 8. Build habits: 10 minutes every day


Curation is a long and winding road, as Jay Baer put it. But it’s made up of lots of short sprints. You want to encourage good practice and habits with your internal teams. Think short check-ins on what’s new every day, not catch up sessions at the end of the month, when most of it is old news.

If we all invest 10 minutes a day to keep on top of what’s trending, it can make an enormous difference. If you can convince the whole team to do this, you’re building collective intelligence – a team looking out for trends, and looking out for each other, some factors that are known to contribute to high performance.

tipTip: You’ve got to lead by example. Curate content on learning trends for yourself first and commit to 10 minutes a day. Here’s a briefing on Content Curation to get your started. You can’t look your colleagues in the eye and ask them to invest 10 minutes a day in staying up to speed, unless you’re doing it yourself.

A great way to form new habits is to displace older, less beneficial ones. Another technique is attach it to an existing habit. So here’s a few pitches you can use:

  • Instead of spending your train journey flicking through Twitter and LinkedIn looking for sales tips, check our sales skills briefing – you’ll see more relevant content in less time.
  • Instead of visiting 5 client websites to see what they’re doing, check our client monitoring briefing – it’s all here for you
  • Don’t waste 30 minutes looking at our top 3 competitors’ blogs – we’ve curated all the relevant content, spend 5 minutes looking at our competitor tracker instead  
  • Before you dive into your email, check your summary briefing to see what your team are talking about today

9. Check in regularly


Like any personal coach, you want to make sure that the new habit of checking updates and staying informed is sticking. So check in with the target audience regularly, ask them:

  • Are they finding 10 minutes a day to run through latest trends and updates?
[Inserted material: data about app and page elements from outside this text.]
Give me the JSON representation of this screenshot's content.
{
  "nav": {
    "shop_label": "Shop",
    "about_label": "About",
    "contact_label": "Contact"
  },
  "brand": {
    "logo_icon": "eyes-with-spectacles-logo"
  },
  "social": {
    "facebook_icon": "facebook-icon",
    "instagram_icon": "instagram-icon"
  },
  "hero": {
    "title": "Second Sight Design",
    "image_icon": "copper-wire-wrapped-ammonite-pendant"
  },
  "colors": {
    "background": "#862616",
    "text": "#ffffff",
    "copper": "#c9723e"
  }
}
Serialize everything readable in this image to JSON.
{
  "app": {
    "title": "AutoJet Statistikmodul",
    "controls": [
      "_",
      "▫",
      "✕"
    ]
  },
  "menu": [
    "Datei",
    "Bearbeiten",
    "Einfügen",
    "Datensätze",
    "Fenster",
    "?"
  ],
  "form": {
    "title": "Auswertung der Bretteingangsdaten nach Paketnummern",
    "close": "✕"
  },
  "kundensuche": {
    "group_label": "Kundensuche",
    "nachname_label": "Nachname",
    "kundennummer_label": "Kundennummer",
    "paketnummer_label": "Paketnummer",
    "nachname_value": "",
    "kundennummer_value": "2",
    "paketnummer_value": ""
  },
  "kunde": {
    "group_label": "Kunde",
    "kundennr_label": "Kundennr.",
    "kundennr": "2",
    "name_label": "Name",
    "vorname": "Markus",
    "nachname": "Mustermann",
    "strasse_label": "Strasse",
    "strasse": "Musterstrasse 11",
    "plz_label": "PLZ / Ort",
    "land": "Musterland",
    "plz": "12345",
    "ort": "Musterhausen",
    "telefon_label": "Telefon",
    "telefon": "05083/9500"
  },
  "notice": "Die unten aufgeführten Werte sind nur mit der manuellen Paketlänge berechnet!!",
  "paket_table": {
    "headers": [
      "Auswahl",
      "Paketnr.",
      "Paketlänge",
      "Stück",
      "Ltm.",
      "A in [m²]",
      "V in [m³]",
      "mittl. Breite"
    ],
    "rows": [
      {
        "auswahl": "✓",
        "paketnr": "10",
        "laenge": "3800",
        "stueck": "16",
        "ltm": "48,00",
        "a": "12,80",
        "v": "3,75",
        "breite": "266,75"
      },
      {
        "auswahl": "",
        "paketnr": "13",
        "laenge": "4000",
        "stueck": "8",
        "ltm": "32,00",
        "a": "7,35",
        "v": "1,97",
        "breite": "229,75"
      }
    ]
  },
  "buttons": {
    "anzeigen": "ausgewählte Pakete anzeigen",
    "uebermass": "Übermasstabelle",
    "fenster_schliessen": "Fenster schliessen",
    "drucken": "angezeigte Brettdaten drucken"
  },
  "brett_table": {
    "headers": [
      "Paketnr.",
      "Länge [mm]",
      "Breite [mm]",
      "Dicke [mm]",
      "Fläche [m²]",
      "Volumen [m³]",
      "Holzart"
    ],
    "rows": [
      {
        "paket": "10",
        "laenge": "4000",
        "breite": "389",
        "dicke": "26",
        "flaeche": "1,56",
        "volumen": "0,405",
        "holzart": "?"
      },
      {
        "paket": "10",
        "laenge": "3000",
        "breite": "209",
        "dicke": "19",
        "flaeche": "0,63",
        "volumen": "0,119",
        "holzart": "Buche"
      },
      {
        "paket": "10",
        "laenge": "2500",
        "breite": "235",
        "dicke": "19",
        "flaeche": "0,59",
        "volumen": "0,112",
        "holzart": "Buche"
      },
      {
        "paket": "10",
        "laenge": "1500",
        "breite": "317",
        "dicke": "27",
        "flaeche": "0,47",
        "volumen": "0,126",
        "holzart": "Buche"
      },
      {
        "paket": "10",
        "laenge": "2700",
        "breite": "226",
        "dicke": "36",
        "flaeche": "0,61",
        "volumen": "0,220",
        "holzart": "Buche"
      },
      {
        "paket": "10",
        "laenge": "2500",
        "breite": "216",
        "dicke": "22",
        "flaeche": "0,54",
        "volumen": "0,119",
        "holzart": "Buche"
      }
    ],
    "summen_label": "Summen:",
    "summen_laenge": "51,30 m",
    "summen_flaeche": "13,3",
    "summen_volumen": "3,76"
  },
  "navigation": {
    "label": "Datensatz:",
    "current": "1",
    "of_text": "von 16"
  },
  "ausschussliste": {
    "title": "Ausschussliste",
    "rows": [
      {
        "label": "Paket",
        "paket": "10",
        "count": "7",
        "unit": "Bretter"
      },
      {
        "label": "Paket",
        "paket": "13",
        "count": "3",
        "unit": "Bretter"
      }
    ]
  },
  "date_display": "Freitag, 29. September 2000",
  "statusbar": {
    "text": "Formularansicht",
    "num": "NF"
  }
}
When?
  • Is it saving time and helping them stay smart?
  • What types of content would they want to see more of / less off?

tipTip: Check the stats. With some tools, like ours, you can review team stats and see who the most active team members are, and what briefings get most traffic. You’ll likely see that some people comment and share a lot, others are more passive consumers. That’s natural – you want to hear from the quieter people that they’re getting value from what they’re seeing.


10. Tweak and refine your sources


Curation is a continuous activity. Your original set of sources will need updating: New experts will emerge on Twitter, New Publications to follow. Your internal clients’ needs will change too – they’ll want to track new competitors or tweak the source content.

Set aside some time every week to review your sources. Check in with your seekers and SMEs to ask

  • Are we finding the right content?
  • What are people most engaged with? Do we need more of / less of any type of content?
  • Are there any new information needs we should curate for?
  • Are there new audiences we need to support?

tipTip: Handover to Seekers now. Now is a great time to handover to the Seeker / SME to actively manage the briefings and teams going forward. They’re in a better position to refine curation sources over time.It’s easy in Anders Pink to edit a briefing. At any stage you can add or remove keywords, Twitter influencers, Domains or RSS feeds to keep briefings current.



Final tip: Pick a team and try it! The great thing about content curation is that it’s very low cost to pilot (if you’re using tools to reduce the seeking and sharing effort). Compared to the cost of building a course, and the time it takes from an SME, it’s close to zero. 

Why not get started by focusing on an audience in your business that needs regular updates? Sales, product knowledge, marketing, compliance, services, R&D – these are all good candidates. Help them in a different way from creating training. Bring them fresh content every day. You add value, they stay smart. Nice place to be if you’re in Learning & Development.
And if you need more inspiration, here are 23 More Tips from Content Curation Experts.

Anders Pink, a new tool for content curation, is free in beta.
Sign up here and create your first team and briefings.